    Very very enlightening. I really like Chantelle’s style and work, and her story is truly inspirational for anybody who wants to get started in this filed. Thanks!

  2. says

    Loved the interview. It is always inspiring to read, to get to know what goes on in a “photographer’s mind”. 🙂 and how they do their amazing work.


  3. Catherine says

    Chantelle is an inspiration not only for her obvious visual talent but her absolute drive and determination. Hard work and practice, practice, practice. Its nice to see her hard work and talent come to fruition. Beautiful pics Chantelle and can’t wait for the first Sourced Cities. Cath 🙂

  4. says

    Not only did I like the pictures, the food looked like it was made well and the salad with avocado pulled me in. I studied every photo and agree that you are indeed talented in many many ways.

  5. says

    Sylvie, again, loving this series. Thanks for introducing me to Chantelle. Her work is so beautiful and I love the advice she gives. Thank you!

  6. says

    I didn’t know Chantelle so thank you for introducing her and her blog. I struggle a lot with food styling on top of photographing, so this post was very inspiring! I enjoyed browsing her work! Thanks Sylvie!

  7. says

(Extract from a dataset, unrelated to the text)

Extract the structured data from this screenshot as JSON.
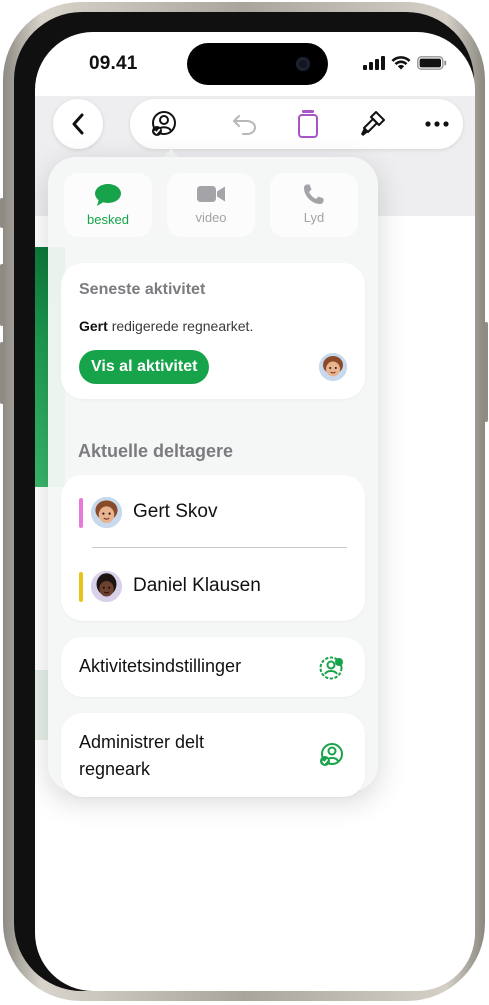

    Beautiful and helpful post. Thanks a lot for sharing the knowledge with us.
    It made me chuckle when I read about Chantelle treasures which her husband terms as “junk”…LOL- I guess all food bloggers have a similar situation 🙂